(WORK TASK)
From the entries that follow, list every line in which the string "allocation" appears.

(App and web page records)
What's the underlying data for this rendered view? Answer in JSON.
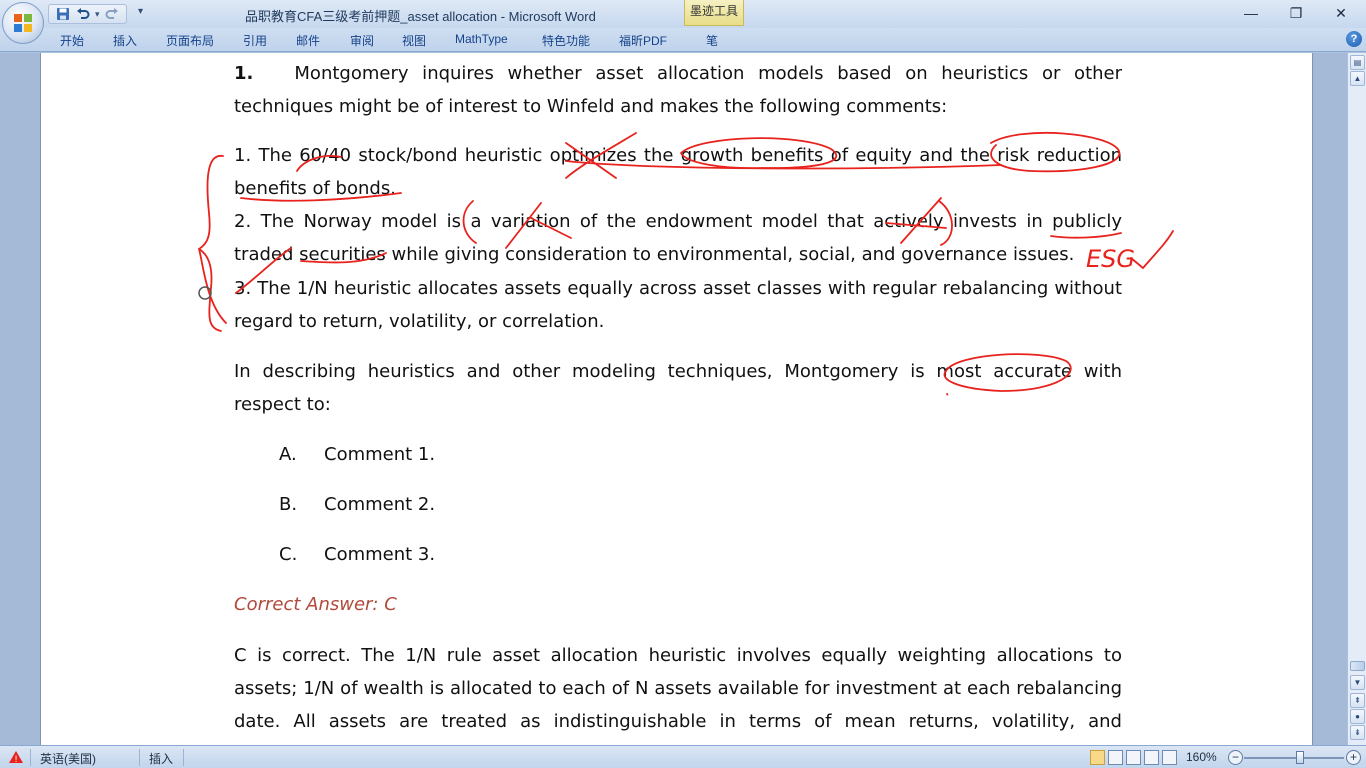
{
  "window": {
    "title": "品职教育CFA三级考前押题_asset allocation - Microsoft Word",
    "contextual_tab": "墨迹工具",
    "minimize": "—",
    "restore": "❐",
    "close": "✕"
  },
  "ribbon": {
    "tabs": [
      "开始",
      "插入",
      "页面布局",
      "引用",
      "邮件",
      "审阅",
      "视图",
      "MathType",
      "特色功能",
      "福昕PDF",
      "笔"
    ],
    "help": "?"
  },
  "document": {
    "q_number": "1.",
    "q_intro": "Montgomery inquires whether asset allocation models based on heuristics or other techniques might be of interest to Winfeld and makes the following comments:",
    "comment1": "1. The 60/40 stock/bond heuristic optimizes the growth benefits of equity and the risk reduction benefits of bonds.",
    "comment2": "2. The Norway model is a variation of the endowment model that actively invests in publicly traded securities while giving consideration to environmental, social, and governance issues.",
    "comment3": "3. The 1/N heuristic allocates assets equally across asset classes with regular rebalancing without regard to return, volatility, or correlation.",
    "question": "In describing heuristics and other modeling techniques, Montgomery is most accurate with respect to:",
    "options": [
      {
        "letter": "A.",
        "text": "Comment 1."
      },
      {
        "letter": "B.",
        "text": "Comment 2."
      },
      {
        "letter": "C.",
        "text": "Comment 3."
      }
    ],
    "correct_answer": "Correct Answer:  C",
    "explanation": "C is correct. The 1/N rule asset allocation heuristic involves equally weighting allocations to assets; 1/N of wealth is allocated to each of N assets available for investment at each rebalancing date. All assets are treated as indistinguishable in terms of mean returns, volatility, and correlations.",
    "ink_note": "ESG"
  },
  "statusbar": {
    "language": "英语(美国)",
    "insert_mode": "插入",
    "zoom": "160%",
    "zoom_out": "−",
    "zoom_in": "+"
  },
  "colors": {
    "ink": "#e8221d",
    "answer": "#b04a3a",
    "ribbon_text": "#15428b"
  }
}
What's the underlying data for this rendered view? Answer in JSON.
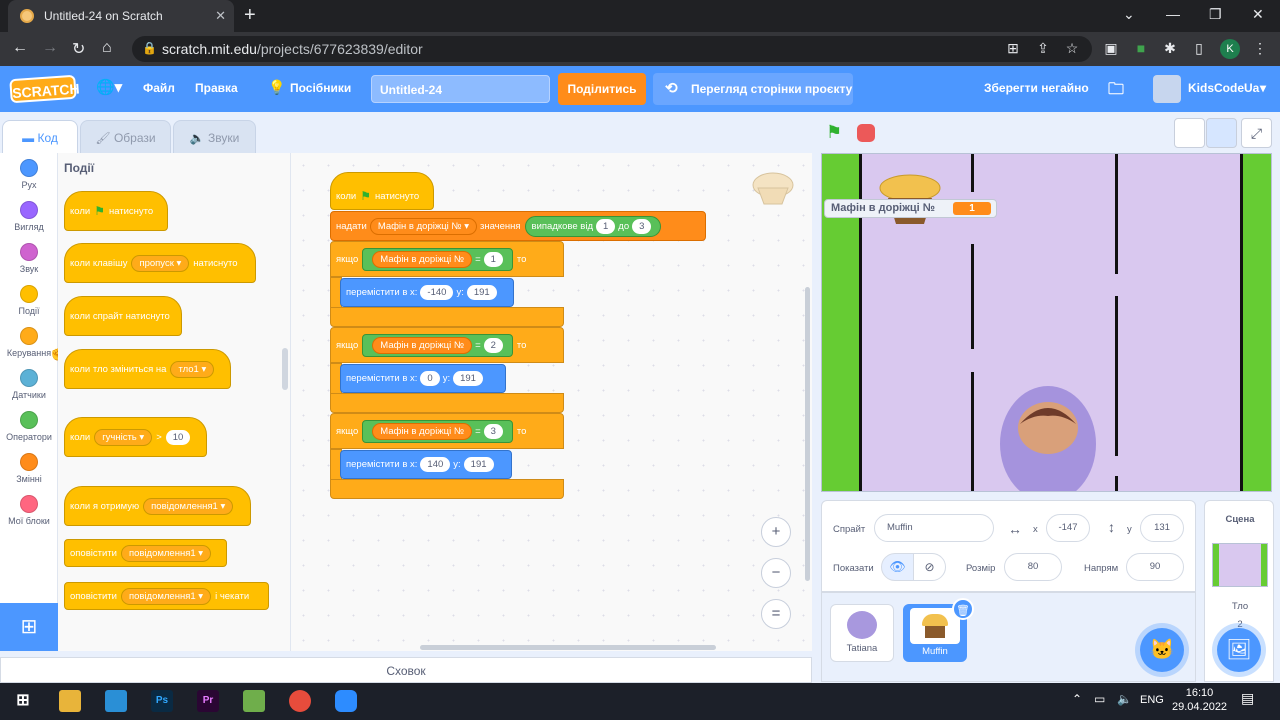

(SOLVED PROBLEM)
    "title": "品职教育CFA三级考前押题_asset allocation - Microsoft Word",
    "q_intro": "Montgomery inquires whether asset allocation models based on heuristics or other techniques might be of interest to Winfeld and makes the following comments:",
    "explanation": "C is correct. The 1/N rule asset allocation heuristic involves equally weighting allocations to assets; 1/N of wealth is allocated to each of N assets available for investment at each rebalancing date. All assets are treated as indistinguishable in terms of mean returns, volatility, and correlations.",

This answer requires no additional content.